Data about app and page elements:
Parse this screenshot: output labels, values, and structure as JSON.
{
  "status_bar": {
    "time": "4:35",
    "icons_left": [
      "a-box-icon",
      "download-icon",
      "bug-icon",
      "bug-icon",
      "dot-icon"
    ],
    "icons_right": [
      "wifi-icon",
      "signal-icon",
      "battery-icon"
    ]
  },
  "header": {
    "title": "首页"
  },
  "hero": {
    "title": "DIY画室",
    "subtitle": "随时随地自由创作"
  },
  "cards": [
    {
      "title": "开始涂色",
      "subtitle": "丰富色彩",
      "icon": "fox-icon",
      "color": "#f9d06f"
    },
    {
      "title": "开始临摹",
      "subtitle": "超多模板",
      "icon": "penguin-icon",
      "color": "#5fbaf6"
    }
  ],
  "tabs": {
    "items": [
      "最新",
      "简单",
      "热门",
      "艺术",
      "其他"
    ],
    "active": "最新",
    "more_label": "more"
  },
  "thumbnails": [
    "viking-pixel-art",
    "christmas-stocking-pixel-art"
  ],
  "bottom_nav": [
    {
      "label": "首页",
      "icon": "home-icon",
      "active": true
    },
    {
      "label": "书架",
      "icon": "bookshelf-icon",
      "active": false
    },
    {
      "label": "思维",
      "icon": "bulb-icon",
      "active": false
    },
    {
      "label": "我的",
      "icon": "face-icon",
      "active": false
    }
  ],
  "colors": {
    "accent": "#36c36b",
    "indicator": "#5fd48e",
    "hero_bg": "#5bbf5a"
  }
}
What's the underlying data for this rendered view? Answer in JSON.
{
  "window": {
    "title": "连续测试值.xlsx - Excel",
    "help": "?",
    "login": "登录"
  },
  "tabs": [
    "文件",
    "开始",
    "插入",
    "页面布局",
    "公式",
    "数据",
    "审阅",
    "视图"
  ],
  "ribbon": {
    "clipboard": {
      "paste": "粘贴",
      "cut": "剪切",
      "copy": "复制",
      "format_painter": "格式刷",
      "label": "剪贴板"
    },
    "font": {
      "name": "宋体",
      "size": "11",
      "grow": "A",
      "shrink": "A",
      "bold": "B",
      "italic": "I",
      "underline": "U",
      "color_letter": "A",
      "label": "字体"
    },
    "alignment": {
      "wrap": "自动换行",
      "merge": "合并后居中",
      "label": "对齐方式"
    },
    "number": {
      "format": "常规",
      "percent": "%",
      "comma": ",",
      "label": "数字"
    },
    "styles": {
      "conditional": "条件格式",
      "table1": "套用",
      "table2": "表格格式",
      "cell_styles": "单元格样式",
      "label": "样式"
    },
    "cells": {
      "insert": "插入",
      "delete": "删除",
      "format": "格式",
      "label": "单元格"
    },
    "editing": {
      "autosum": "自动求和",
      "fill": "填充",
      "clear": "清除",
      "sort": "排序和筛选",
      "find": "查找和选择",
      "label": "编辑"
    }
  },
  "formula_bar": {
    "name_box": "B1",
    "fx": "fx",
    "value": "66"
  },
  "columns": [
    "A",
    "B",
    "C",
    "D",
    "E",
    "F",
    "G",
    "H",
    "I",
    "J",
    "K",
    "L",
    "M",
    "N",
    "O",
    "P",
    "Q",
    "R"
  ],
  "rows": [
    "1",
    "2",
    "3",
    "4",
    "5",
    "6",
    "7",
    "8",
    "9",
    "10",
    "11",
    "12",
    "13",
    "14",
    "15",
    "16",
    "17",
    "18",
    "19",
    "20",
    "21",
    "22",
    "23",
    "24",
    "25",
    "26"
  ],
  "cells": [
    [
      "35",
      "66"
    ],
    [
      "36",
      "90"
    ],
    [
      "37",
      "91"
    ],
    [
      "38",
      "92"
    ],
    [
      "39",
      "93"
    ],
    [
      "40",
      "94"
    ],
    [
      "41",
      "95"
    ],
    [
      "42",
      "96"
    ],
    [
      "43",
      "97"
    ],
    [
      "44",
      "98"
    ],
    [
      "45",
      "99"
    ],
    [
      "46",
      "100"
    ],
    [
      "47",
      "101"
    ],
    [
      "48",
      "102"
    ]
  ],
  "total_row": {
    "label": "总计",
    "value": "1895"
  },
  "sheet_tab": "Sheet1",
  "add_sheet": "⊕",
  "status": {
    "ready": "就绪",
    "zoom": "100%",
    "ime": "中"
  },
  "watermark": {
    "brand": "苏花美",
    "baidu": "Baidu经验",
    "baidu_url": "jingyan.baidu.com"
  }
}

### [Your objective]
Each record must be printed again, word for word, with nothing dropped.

### [Task result]
Parse this screenshot: output labels, values, and structure as JSON.
{
  "status_bar": {
    "time": "4:35",
    "icons_left": [
      "a-box-icon",
      "download-icon",
      "bug-icon",
      "bug-icon",
      "dot-icon"
    ],
    "icons_right": [
      "wifi-icon",
      "signal-icon",
      "battery-icon"
    ]
  },
  "header": {
    "title": "首页"
  },
  "hero": {
    "title": "DIY画室",
    "subtitle": "随时随地自由创作"
  },
  "cards": [
    {
      "title": "开始涂色",
      "subtitle": "丰富色彩",
      "icon": "fox-icon",
      "color": "#f9d06f"
    },
    {
      "title": "开始临摹",
      "subtitle": "超多模板",
      "icon": "penguin-icon",
      "color": "#5fbaf6"
    }
  ],
  "tabs": {
    "items": [
      "最新",
      "简单",
      "热门",
      "艺术",
      "其他"
    ],
    "active": "最新",
    "more_label": "more"
  },
  "thumbnails": [
    "viking-pixel-art",
    "christmas-stocking-pixel-art"
  ],
  "bottom_nav": [
    {
      "label": "首页",
      "icon": "home-icon",
      "active": true
    },
    {
      "label": "书架",
      "icon": "bookshelf-icon",
      "active": false
    },
    {
      "label": "思维",
      "icon": "bulb-icon",
      "active": false
    },
    {
      "label": "我的",
      "icon": "face-icon",
      "active": false
    }
  ],
  "colors": {
    "accent": "#36c36b",
    "indicator": "#5fd48e",
    "hero_bg": "#5bbf5a"
  }
}
What's the underlying data for this rendered view? Answer in JSON.
{
  "window": {
    "title": "连续测试值.xlsx - Excel",
    "help": "?",
    "login": "登录"
  },
  "tabs": [
    "文件",
    "开始",
    "插入",
    "页面布局",
    "公式",
    "数据",
    "审阅",
    "视图"
  ],
  "ribbon": {
    "clipboard": {
      "paste": "粘贴",
      "cut": "剪切",
      "copy": "复制",
      "format_painter": "格式刷",
      "label": "剪贴板"
    },
    "font": {
      "name": "宋体",
      "size": "11",
      "grow": "A",
      "shrink": "A",
      "bold": "B",
      "italic": "I",
      "underline": "U",
      "color_letter": "A",
      "label": "字体"
    },
    "alignment": {
      "wrap": "自动换行",
      "merge": "合并后居中",
      "label": "对齐方式"
    },
    "number": {
      "format": "常规",
      "percent": "%",
      "comma": ",",
      "label": "数字"
    },
    "styles": {
      "conditional": "条件格式",
      "table1": "套用",
      "table2": "表格格式",
      "cell_styles": "单元格样式",
      "label": "样式"
    },
    "cells": {
      "insert": "插入",
      "delete": "删除",
      "format": "格式",
      "label": "单元格"
    },
    "editing": {
      "autosum": "自动求和",
      "fill": "填充",
      "clear": "清除",
      "sort": "排序和筛选",
      "find": "查找和选择",
      "label": "编辑"
    }
  },
  "formula_bar": {
    "name_box": "B1",
    "fx": "fx",
    "value": "66"
  },
  "columns": [
    "A",
    "B",
    "C",
    "D",
    "E",
    "F",
    "G",
    "H",
    "I",
    "J",
    "K",
    "L",
    "M",
    "N",
    "O",
    "P",
    "Q",
    "R"
  ],
  "rows": [
    "1",
    "2",
    "3",
    "4",
    "5",
    "6",
    "7",
    "8",
    "9",
    "10",
    "11",
    "12",
    "13",
    "14",
    "15",
    "16",
    "17",
    "18",
    "19",
    "20",
    "21",
    "22",
    "23",
    "24",
    "25",
    "26"
  ],
  "cells": [
    [
      "35",
      "66"
    ],
    [
      "36",
      "90"
    ],
    [
      "37",
      "91"
    ],
    [
      "38",
      "92"
    ],
    [
      "39",
      "93"
    ],
    [
      "40",
      "94"
    ],
    [
      "41",
      "95"
    ],
    [
      "42",
      "96"
    ],
    [
      "43",
      "97"
    ],
    [
      "44",
      "98"
    ],
    [
      "45",
      "99"
    ],
    [
      "46",
      "100"
    ],
    [
      "47",
      "101"
    ],
    [
      "48",
      "102"
    ]
  ],
  "total_row": {
    "label": "总计",
    "value": "1895"
  },
  "sheet_tab": "Sheet1",
  "add_sheet": "⊕",
  "status": {
    "ready": "就绪",
    "zoom": "100%",
    "ime": "中"
  },
  "watermark": {
    "brand": "苏花美",
    "baidu": "Baidu经验",
    "baidu_url": "jingyan.baidu.com"
  }
}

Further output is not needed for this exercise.